When you walk around the City of Kigali and different parts of the country, you are likely to see small red and white poles on the road side with a mark “Fibre Optic”.
Some of these poles are very close to homes, trading centres and offices. Others are at a distance.
To many Rwandans, the common understanding is that the poles represent Fibre internet connectivity.
Indeed, Rwanda has laid over 3,000km of a $130 million fiber optic network with 4G LTE connectivity, covering 95% of the country.
But currently, most talk among people do not include the possibility of connecting this internet to homes. Rather, they think, it is an infrastructure which only intends to connect a district office, a hospital in the area, schools and other public buildings.
“I don’t think this internet can reach homes. The only way I think this can be possible is through owning a modem or a handset in your house,” said Sam Mugisha a student at Mount Kenya University in Rwanda.
But how possible is it to connect internet to everyone’s home?
In 2015, Liquid Telecom – a multinational telecom company announced plans to connect over 8,000 households in the capital Kigali with fibre network.
Speaking to KT Press recently, Eng. Sam Nkusi – Group Executive for Liquid Telecom said the plan has been expanded.
“Our plan is to connect over 20,000 offices and buildings around the country,” he said.
Korea Telecom Rwanda Networks (KtRN) Ltd is the only 4G LTE infrastructure company in Rwanda licensed for wholesale of universal mobile broadband network in Rwanda using 4G LTE technologies.
Other telecom companies and internet service providers buy from KtRN 4GLTE internet and retail it. There is also 3G internet which Rwandans have enjoyed for some years now.

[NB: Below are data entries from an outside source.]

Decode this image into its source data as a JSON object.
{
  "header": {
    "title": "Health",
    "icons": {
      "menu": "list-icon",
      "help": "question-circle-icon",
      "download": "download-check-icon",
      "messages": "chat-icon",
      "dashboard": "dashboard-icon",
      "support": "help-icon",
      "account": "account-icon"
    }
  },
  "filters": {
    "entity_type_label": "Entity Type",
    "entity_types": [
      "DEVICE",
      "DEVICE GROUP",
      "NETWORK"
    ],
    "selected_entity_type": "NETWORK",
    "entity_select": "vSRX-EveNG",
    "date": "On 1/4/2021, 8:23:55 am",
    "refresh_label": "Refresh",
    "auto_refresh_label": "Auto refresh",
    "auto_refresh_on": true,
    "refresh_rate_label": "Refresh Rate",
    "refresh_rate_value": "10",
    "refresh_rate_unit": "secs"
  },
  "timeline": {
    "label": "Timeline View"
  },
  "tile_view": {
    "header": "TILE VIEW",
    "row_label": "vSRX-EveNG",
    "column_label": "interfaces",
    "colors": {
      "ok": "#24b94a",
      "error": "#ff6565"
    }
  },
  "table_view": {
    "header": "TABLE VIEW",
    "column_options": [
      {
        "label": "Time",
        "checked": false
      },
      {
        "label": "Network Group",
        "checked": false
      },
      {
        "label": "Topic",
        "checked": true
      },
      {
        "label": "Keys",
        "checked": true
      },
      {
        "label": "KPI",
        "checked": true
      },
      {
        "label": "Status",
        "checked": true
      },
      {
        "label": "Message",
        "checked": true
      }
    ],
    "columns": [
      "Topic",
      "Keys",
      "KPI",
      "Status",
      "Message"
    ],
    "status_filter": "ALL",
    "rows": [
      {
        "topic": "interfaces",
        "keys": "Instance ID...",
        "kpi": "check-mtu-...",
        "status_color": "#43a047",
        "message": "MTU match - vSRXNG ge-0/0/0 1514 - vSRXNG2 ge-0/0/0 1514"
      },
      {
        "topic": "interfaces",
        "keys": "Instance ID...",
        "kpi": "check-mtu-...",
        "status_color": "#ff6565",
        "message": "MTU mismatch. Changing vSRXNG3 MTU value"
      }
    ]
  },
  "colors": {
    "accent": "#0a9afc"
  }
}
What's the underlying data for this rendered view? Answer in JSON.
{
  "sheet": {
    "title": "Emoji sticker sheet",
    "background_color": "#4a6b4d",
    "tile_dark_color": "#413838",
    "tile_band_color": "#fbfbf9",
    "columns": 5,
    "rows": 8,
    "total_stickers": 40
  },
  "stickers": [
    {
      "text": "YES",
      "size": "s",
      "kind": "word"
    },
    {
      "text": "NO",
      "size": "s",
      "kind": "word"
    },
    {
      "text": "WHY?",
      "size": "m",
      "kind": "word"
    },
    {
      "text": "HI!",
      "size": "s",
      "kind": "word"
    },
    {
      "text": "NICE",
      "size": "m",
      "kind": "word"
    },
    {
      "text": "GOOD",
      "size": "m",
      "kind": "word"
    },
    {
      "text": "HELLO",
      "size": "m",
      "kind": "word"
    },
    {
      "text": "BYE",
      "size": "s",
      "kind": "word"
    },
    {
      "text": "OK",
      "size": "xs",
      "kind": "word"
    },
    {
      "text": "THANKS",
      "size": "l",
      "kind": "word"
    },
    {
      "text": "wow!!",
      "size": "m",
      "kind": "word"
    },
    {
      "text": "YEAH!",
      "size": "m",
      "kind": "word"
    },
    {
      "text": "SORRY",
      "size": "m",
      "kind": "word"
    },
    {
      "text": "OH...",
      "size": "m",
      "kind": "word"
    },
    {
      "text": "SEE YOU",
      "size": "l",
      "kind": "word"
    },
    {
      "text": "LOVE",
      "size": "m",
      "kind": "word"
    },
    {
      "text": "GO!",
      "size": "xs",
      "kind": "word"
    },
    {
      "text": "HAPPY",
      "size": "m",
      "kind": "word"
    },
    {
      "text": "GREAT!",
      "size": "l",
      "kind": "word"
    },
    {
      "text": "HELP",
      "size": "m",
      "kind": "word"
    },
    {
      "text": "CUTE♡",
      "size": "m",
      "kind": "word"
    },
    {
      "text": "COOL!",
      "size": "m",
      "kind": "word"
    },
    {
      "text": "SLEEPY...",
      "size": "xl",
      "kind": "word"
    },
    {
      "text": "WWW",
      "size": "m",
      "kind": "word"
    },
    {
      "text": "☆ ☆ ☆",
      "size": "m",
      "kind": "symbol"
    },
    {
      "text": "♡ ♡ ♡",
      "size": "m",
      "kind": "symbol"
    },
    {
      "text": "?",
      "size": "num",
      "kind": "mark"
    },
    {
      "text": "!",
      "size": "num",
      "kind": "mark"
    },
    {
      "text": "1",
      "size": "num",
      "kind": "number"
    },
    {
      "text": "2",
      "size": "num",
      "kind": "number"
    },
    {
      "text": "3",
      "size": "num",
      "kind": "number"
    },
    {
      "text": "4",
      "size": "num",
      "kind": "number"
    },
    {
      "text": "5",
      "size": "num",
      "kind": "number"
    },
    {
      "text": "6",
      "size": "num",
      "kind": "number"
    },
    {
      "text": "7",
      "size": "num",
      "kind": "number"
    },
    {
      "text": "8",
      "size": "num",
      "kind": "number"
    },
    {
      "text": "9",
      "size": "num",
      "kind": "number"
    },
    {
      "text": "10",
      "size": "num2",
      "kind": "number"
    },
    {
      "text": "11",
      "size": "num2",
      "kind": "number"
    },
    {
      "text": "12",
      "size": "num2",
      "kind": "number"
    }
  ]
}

Didas Ndoli – a senior manager in the commercial department at MTN Rwanda –a telecom company that provides both 3&4G internet with also a fibre optic infrastructure told KT Press, “Internet provision in homes is part of our major business.”
Ndoli said that any Rwandan in every part of the country can be connected to internet at home – just like one can be subscribed to a TV decoder.
There are two options to get connected; through a network antenna placed on a house and fibre cable directly connected to a house.
Once accessible at your house, you can chose a convenient mode of consumption and there are two ways; you can choose the model of fixed internet or fixed data, or a model of mobile internet.
With mobile internet, Ndoli says, “You can tether your internet to others in the house or buy a router and place it in the house.”
A router is a networking device that forwards data packets between computer networks. Routers perform the traffic directing functions on the Internet using a sim card.
In the case of fixed or data internet, a customer buys subscription and an antenna is placed on the roof of the house, to serve only that house.
According to Ndoli, “We do point-to-point for houses. It means that if you want internet in your home, we just connect an antenna to your house and you start using internet right away,” he said.
Ndoli explains that MTN has antennas at Jali and Rebero hills as well as towers in different parts of the country.
“All these antennas are plugged on a Fibre Optic network. The wireless bit of it is just the distance from the main tower to your antenna,” Ndoli told KT Press.
“This means that if we put an antenna at your house in Kibagabaga, it picks signal from the towers in Remera. It doesn’t need to physically connect straight to the fibre optic line.”
According to Ndoli, if you want a fibre-rooted internet in your home, it depends on how close your house is located to the transmission line. For this particular internet, a customer is required to pay Rwf50, 000 to have an antenna installed at the house.
For an estate, for example, MTN uses Asymmetric digital subscriber line (ADSL) – a technology that enables a joint faster data transmission.
“For real estates, we set 10 Megabytes per ADSL box that serves 10 houses, that means if all are connected atleast each house will be guaranteed of minimum 1 Megabyte worth Rwf30,000,” said Ndoli.
According to Ndoli, the one MB depends of the size of consumption. For example, he said, “We have packages for Small and Medium entreprises and corporate organisations. Normally packages range from Rwf88, 000 to Rwf150, 000 per month.”
If you want fibre to be connected to your business located separately from a settlement, the cost depends on the distance such as the cable that connects from the main breakpoint to the building.
But this is costly, Ndoli advises. It involves the cost of digging roadsides straight to the building. Even labor is costly, he says.